Self-Esteem Building and the Action-Reflection Process in Community Organizing

Self-esteem building is intertwined with community organizing on the personal and collective level. People who perceive themselves as not deserving of respect, especially if that respect is coming from people in power, learn to unlearn the notion that they are less. The perception of being less in comparison with the “haves” has been an imposed belief system from an economic-political-cultural arrangement that trivializes the poor’s contribution to society. Self-esteem building has been overlooked by the poor because of their daily struggle to survive. The poor need to revisit their own concept of self-esteem building. They need to go through all the unlearning processes that would help them reverse an imposed belief system that conditioned them into accepting the idea that they are nothing.

Self-esteem building is also experiencing power collectively; experiencing victory collectively or experiencing respect collectively for achieving the objectives of a common agenda. Through this, the poor are able to reclaim the dignity that they thought they have lost to poverty. Learning that there is power in number, for instance, is learned through a show of warm bodies at city hall to let the city mayor know that the well-being of citizens when responded to by the government is not a favor granted but is an entitlement. But being at city hall to make sure that their issues are listened to is not done in a day. The process is not something like just getting a letter from a leader in the community asking them to be at city hall. And pronto, people go to city hall. Far from it. People need to be motivated by something that hits their self-interest to want to do something. The preparation for city hall is part of a coherently joint effort that make people see that acting as a group makes sense.

For a community that has not experienced collective action, the first successful action means a lot. A successful group action by the poor after years of frustration and apathy is self-esteem building in action. An example of this is the experience of a group of mothers who were able to let the Municipal Health Officer visit the community together with medical volunteers to address a dengue fever epidemic is a powerful learning experience. Poor women whose role in the community has always been confined to their mothering roles got a new sense of purpose. Their small victory taught them that they could make things happen;that they could be taken seriously at city hall; that what they did was not asking for a favor but making a claim of what were due them as citizens. This was a self-esteem building moment too.




An experience of victory becomes a powerful material to reach a realization that people can make change happen. Throughout the poor’s life, experiencing victory and an affirmation of their self-worth rarely happens. What happens most of the time is rejection, discrimination and all related negative experiences. In the action-reflection process, the facilitator of learning needs to be sensitive to the people’s individual histories of frustration. The first issue around which learning will come from should be simple and easy to resolve. The principle in community organizing that should guide the facilitator of learning should be: Start where the people are but do not end where they are. So, the reflection process starts reviewing, for instance, the successful action at city hall mentioned above. Women who haven’t gone out of the confines of their domestic cares are now thrust into the role of looking after the health of the community because of their individual self-interest which is the health of their respective families. During the reflection session, they realize that their support for community action is not just something that comes out from the goodness of their heart. The bottom line is that their action come from their respective self-interests. Then they learn that self-interest is not a narrow concept but too broad an idea that it covers everything about a human being’s need.

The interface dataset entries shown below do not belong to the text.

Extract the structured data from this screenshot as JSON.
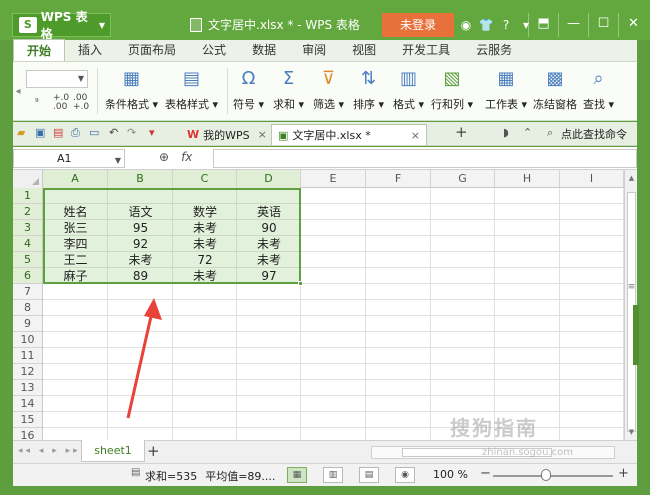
{
  "titlebar": {
    "app_name": "WPS 表格",
    "app_logo": "S",
    "doc_title": "文字居中.xlsx * - WPS 表格",
    "login_label": "未登录",
    "icons": [
      "skin-icon",
      "shirt-icon",
      "help-icon",
      "menu-icon"
    ],
    "icon_glyphs": [
      "◉",
      "👕",
      "?",
      "▾"
    ],
    "controls": [
      "⬒",
      "—",
      "☐",
      "✕"
    ]
  },
  "ribbon": {
    "tabs": [
      "开始",
      "插入",
      "页面布局",
      "公式",
      "数据",
      "审阅",
      "视图",
      "开发工具",
      "云服务"
    ],
    "active_tab": "开始",
    "groups": [
      {
        "label": "条件格式 ▾",
        "icon": "conditional-format-icon",
        "glyph": "▦"
      },
      {
        "label": "表格样式 ▾",
        "icon": "table-style-icon",
        "glyph": "▤"
      },
      {
        "label": "符号 ▾",
        "icon": "omega-icon",
        "glyph": "Ω"
      },
      {
        "label": "求和 ▾",
        "icon": "sum-icon",
        "glyph": "Σ"
      },
      {
        "label": "筛选 ▾",
        "icon": "filter-icon",
        "glyph": "⊽"
      },
      {
        "label": "排序 ▾",
        "icon": "sort-icon",
        "glyph": "⇅"
      },
      {
        "label": "格式 ▾",
        "icon": "format-icon",
        "glyph": "▥"
      },
      {
        "label": "行和列 ▾",
        "icon": "row-col-icon",
        "glyph": "▧"
      },
      {
        "label": "工作表 ▾",
        "icon": "worksheet-icon",
        "glyph": "▦"
      },
      {
        "label": "冻结窗格",
        "icon": "freeze-icon",
        "glyph": "▩"
      },
      {
        "label": "查找 ▾",
        "icon": "find-icon",
        "glyph": "⌕"
      }
    ],
    "small_format": [
      "⁹",
      "+.0\n.00",
      ".00\n+.0"
    ]
  },
  "quickbar": {
    "doc_tabs": [
      {
        "label": "我的WPS",
        "close": "×"
      },
      {
        "label": "文字居中.xlsx *",
        "close": "×"
      }
    ],
    "add_tab": "+",
    "search_label": "点此查找命令"
  },
  "formula_bar": {
    "name_box": "A1",
    "fx_label": "fx",
    "zoom_glyph": "⊕"
  },
  "grid": {
    "columns": [
      "A",
      "B",
      "C",
      "D",
      "E",
      "F",
      "G",
      "H",
      "I"
    ],
    "rows": [
      "1",
      "2",
      "3",
      "4",
      "5",
      "6",
      "7",
      "8",
      "9",
      "10",
      "11",
      "12",
      "13",
      "14",
      "15",
      "16"
    ],
    "data": [
      [
        "",
        "",
        "",
        ""
      ],
      [
        "姓名",
        "语文",
        "数学",
        "英语"
      ],
      [
        "张三",
        "95",
        "未考",
        "90"
      ],
      [
        "李四",
        "92",
        "未考",
        "未考"
      ],
      [
        "王二",
        "未考",
        "72",
        "未考"
      ],
      [
        "麻子",
        "89",
        "未考",
        "97"
      ]
    ]
  },
  "sheets": {
    "tabs": [
      "sheet1"
    ],
    "add": "+",
    "nav": "◂◂ ◂ ▸ ▸▸"
  },
  "status": {
    "sum": "求和=535",
    "avg": "平均值=89....",
    "zoom": "100 %",
    "minus": "−",
    "plus": "+"
  },
  "watermark": {
    "text": "搜狗指南",
    "sub": "zhinan.sogou.com"
  },
  "colors": {
    "accent": "#62a83e",
    "login": "#e8703a",
    "selection": "#5ea03d",
    "arrow": "#e8423a"
  }
}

From the reflection session, the community organizing process builds on one realization after another until people’s state of apathy and fatalism has been shaken and from it the process of transformation begins to develop. It’s during the reflection sessions that participants in the process are led to identify the sore spot in their sense of self-esteem. The participants may or may not want to share the sore spots in their self-esteem but suffice it to say that the reflection process has taught them to see the forces inside themselves that make them unable to explore the possibilities of making their dreams come true. The reflection session is a way for people to review collectively and individually their collective action in relation to what they can do better , given their present circumstances.



Self-esteem building